I was setting at my table, before me was a blank page. Mom and Dad just bought me a pad of art paper because my scratches on notebook paper look promising. I had colored pens, watercolors and pencils and I couldn't think what to draw. My cousins on the other hand were prolific. Their Dad brought them an end of a roll of butcher paper. They would roll it down the hallway and proceed to draw army scenes with fields of commandos and infantry, tank battles and airplane dog fights and trucks because the highway went past their house.

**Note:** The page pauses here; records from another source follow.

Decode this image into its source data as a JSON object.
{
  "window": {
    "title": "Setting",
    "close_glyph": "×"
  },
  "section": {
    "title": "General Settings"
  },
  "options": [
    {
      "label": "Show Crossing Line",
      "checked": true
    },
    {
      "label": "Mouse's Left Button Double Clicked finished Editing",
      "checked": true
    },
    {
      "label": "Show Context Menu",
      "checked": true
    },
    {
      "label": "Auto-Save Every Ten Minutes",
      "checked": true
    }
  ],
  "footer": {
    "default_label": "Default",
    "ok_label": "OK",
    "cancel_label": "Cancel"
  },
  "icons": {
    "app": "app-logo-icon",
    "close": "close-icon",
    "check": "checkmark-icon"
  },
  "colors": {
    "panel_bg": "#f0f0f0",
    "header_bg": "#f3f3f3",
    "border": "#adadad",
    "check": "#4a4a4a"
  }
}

We moved away, my pages still blank. I would visit my cousins, always catching them in their rooms drawing. They went on to school, became professional artist for a greeting card company. Me, I did all the things other kids were doing, playing in the streets. Saturdays were great, we watched cartoons all day starting in the morning. I would get up early in anticipation to watch a new home show. I started sketching the homes I saw. My pages were no longer blank.

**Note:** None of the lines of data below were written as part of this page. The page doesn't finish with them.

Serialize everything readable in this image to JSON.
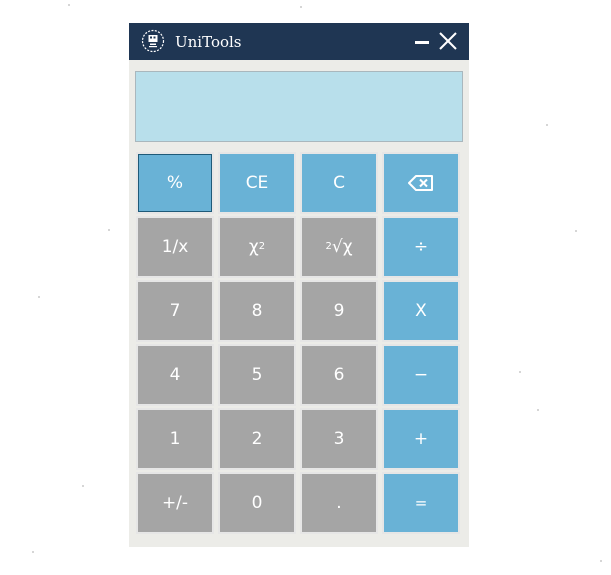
{
  "window": {
    "title": "UniTools",
    "icon": "unitools-app-icon",
    "controls": [
      "minimize-icon",
      "close-icon"
    ]
  },
  "display": {
    "value": ""
  },
  "keys": {
    "percent": "%",
    "clear_entry": "CE",
    "clear": "C",
    "backspace_icon": "backspace-icon",
    "reciprocal": "1/x",
    "square_base": "χ",
    "square_exp": "2",
    "sqrt_index": "2",
    "sqrt_body": "√χ",
    "divide": "÷",
    "seven": "7",
    "eight": "8",
    "nine": "9",
    "multiply": "X",
    "four": "4",
    "five": "5",
    "six": "6",
    "minus": "−",
    "one": "1",
    "two": "2",
    "three": "3",
    "plus": "+",
    "negate": "+/-",
    "zero": "0",
    "decimal": ".",
    "equals": "="
  },
  "colors": {
    "titlebar": "#1f3653",
    "window_bg": "#ecece8",
    "display_bg": "#b8dfeb",
    "key_blue": "#69b2d6",
    "key_gray": "#a5a5a5"
  }
}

Well down the road you got to make a living. The back shelf gets loaded with stuff you put off because you got to do what you got to do. I still dabbled. In the scraps of paper piled on the table I dabbled. I carried a notebook everywhere I went. I filled them. They would get destroyed by floods. I would recreate them. They would get old, falling apart, I would redo them. The ideas were just an ongoing mental note that evolved each time I redrew them. New information, a little more life experience, endless sittings in waiting rooms. You learn to pick up where you left off and quickly jot an idea down. I dreamed, drew dreams, designed dreams, shelved dreams.
I was an electrical drafter, no glamor there, not like an architect or furniture designer. Then computer aided drafting came into play. It was there the second wave began like when I started drawing houses. I took my little pen drawing and scanned it into the computer. Then I plotted it out big on the company plotter. There was such a mad scientist laugh that erupted from my being. I was glad the plotter was in a sound-proof glass enclosed air-conditioned room. I still have the prints on vellum made 14-15 years ago. I still laugh the same way every-time I unfold them.
Today I make art and fold my experience and skills into it. Unconventional, yes. I doesn't seem to matter to the "art gene" what tools or skills or media/materials are present. I dabble and art is produced. I laugh as I am not a sophisticated and learned artist, a graphic primitive.